“What is it going to take to create a world where we can be vulnerable but not exposed?” is the immanent question which Chapter Five, “Exposed,” investigates. Love, in part, is Benjamin’s answer. Taking the reader through the pregnancy of both of her children, she positions the essential roles of a midwife, intergenerational tag-teaming, and collective support as the essence of a society which embraces a loving vulnerability. “We must actively tend to our relationships in the way that we hold space for one another,” Benjamin demands; this requires us to “communicate with care, especially when we disagree; and most of all, find ways to support one another in tangible ways.” Creating space for care to emerge and thrive is

vital for a purposeful vulnerability. Together, they foster dynamic and meaningful relationships throughout communities. Significant space in this chapter is devoted to the dangers Black women face due to medical racism, including the experiences of Serena Williams, Kira Johnson, Tami Treadwell, and Benjamin herself. Underlying each of these stories is a growing comfortability with the “risk of injury” that lurks beneath vulnerability—a constant presence that must not enshroud the support which viral justice offers. 

Chapter Six, which is entitled “Trust,” offers a valuable intervention into the distrust which encompasses Black cultural pathology. Benjamin offers a thorough explication of the “forms of mistreatment in scientific and medical institutions, from the mundane to the spectacular”—all which are part of an excruciatingly long history of medical racism and violence—that develop “festering wounds” for Black communities.
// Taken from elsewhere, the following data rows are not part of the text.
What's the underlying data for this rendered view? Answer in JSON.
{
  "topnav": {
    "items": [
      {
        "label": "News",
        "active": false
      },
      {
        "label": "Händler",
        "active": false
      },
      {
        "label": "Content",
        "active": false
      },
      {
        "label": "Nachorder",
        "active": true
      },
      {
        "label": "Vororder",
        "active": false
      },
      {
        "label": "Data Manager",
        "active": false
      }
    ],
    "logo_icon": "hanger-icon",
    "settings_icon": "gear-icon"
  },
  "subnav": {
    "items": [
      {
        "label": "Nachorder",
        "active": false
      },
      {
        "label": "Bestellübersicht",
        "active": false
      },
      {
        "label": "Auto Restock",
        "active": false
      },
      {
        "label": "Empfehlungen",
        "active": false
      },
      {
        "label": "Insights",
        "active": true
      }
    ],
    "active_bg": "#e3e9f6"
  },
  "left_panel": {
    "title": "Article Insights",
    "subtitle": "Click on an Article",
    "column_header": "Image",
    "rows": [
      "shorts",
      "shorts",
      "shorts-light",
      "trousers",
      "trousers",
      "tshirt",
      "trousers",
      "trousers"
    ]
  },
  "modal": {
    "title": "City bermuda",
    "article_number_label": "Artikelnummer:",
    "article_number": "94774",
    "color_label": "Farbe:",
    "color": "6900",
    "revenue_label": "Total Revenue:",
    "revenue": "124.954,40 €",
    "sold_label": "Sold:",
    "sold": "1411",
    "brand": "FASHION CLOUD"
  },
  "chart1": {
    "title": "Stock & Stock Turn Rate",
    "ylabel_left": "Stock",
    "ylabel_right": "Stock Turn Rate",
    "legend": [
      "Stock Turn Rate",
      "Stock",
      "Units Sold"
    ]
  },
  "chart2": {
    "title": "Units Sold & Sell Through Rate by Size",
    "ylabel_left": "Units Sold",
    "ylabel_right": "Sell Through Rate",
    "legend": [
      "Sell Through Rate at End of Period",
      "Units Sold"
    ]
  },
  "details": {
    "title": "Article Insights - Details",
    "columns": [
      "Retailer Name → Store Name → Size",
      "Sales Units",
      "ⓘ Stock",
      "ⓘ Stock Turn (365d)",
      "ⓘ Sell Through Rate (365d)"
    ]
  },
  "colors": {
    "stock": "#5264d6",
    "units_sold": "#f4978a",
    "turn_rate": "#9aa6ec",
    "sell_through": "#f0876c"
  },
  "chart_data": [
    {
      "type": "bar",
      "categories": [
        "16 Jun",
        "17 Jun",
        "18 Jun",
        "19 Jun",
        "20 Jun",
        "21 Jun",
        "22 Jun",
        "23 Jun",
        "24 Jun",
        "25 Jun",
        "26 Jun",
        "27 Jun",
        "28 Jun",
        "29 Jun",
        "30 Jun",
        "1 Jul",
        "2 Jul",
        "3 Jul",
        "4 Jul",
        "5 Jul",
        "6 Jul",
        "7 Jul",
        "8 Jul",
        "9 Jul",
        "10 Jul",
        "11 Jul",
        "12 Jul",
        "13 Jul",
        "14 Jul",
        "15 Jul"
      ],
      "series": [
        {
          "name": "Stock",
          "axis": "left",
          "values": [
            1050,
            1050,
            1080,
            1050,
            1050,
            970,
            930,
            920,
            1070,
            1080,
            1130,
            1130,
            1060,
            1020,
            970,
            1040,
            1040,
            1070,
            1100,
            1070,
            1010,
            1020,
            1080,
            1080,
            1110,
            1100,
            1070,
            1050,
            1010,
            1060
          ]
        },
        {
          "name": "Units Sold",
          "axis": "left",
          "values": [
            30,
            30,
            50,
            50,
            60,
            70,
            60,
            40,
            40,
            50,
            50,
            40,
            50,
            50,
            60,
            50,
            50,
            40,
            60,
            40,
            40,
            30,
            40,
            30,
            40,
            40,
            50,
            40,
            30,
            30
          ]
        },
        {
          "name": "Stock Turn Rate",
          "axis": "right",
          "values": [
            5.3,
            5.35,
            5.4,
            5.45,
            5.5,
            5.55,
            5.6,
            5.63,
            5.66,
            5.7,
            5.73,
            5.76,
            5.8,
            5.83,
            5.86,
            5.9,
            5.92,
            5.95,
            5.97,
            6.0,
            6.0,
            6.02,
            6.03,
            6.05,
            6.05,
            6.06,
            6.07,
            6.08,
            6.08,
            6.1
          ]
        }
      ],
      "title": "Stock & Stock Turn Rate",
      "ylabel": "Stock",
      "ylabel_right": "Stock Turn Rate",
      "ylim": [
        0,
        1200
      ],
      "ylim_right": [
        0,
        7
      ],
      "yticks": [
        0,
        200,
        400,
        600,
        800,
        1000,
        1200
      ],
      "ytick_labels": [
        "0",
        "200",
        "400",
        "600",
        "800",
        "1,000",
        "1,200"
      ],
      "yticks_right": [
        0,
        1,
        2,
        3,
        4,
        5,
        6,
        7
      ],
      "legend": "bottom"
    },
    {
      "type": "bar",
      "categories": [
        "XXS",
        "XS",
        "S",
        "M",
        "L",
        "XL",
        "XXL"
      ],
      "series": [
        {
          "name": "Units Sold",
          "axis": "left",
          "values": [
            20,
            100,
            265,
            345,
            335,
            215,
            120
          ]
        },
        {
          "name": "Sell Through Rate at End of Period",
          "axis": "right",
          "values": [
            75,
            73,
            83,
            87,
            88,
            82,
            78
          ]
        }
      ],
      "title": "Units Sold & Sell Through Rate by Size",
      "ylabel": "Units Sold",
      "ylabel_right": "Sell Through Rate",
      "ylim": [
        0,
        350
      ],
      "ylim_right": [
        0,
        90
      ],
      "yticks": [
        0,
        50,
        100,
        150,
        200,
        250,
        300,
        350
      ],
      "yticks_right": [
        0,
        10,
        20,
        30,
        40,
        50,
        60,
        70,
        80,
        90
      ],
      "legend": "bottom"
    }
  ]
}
Although, she is clear that “It’s not that Black folks necessarily have more distrust for science, or authority in general; it’s that our distrust is pathologized.” Whether this distrust be exhibited in Princeton’s housing of children’s remains from the MOVE Bombing or publishing Henrietta Lacks’s genome sequence without her family’s consent, sustained lies have engendered such collective distrust and skepticism. Since “Trust […] is a tattered thread holding together many of our social interactions,” we may not afford this to institutions but, instead, to various ways of trusting each other’s “fears and hopes” in the wake of untrustworthiness. 

“We have to unshackle our collective imagination,” Benjamin suggests in Chapter Seven, “La Casa Azul,” to engage a world where viral justice is not only a priority but an imperative. Even more so, this world which embodies individual and collective significance must become irresistible. The last chapter solidifies a sentiment which is scattered throughout the prior chapters: seemingly mundane, insignificant actions become opportunities for progress and growth if we choose to embrace the interconnectivities for justice which constitute our life and, sometimes, death. In this way, Benjamin’s book offers ample incentive, evidence, and instruction for any reader to begin forging a world where love, care, and community are affirmed. Viral justice, then, is a way to approach being and thinking in a world where collective life is the essence of individual success. This requires trust, vulnerability, truthfulness, and coalition—to name only a few values of this hopeful dream—for the affirmation of life to experience such viral intensity that it becomes ineluctable. Viral Justice: How We Grow the World We Want begins this process, and now, according to Ruha Benjamin, it is our responsibility to “finally grow the fuck up” and engage the opportunities for justice in our current moment.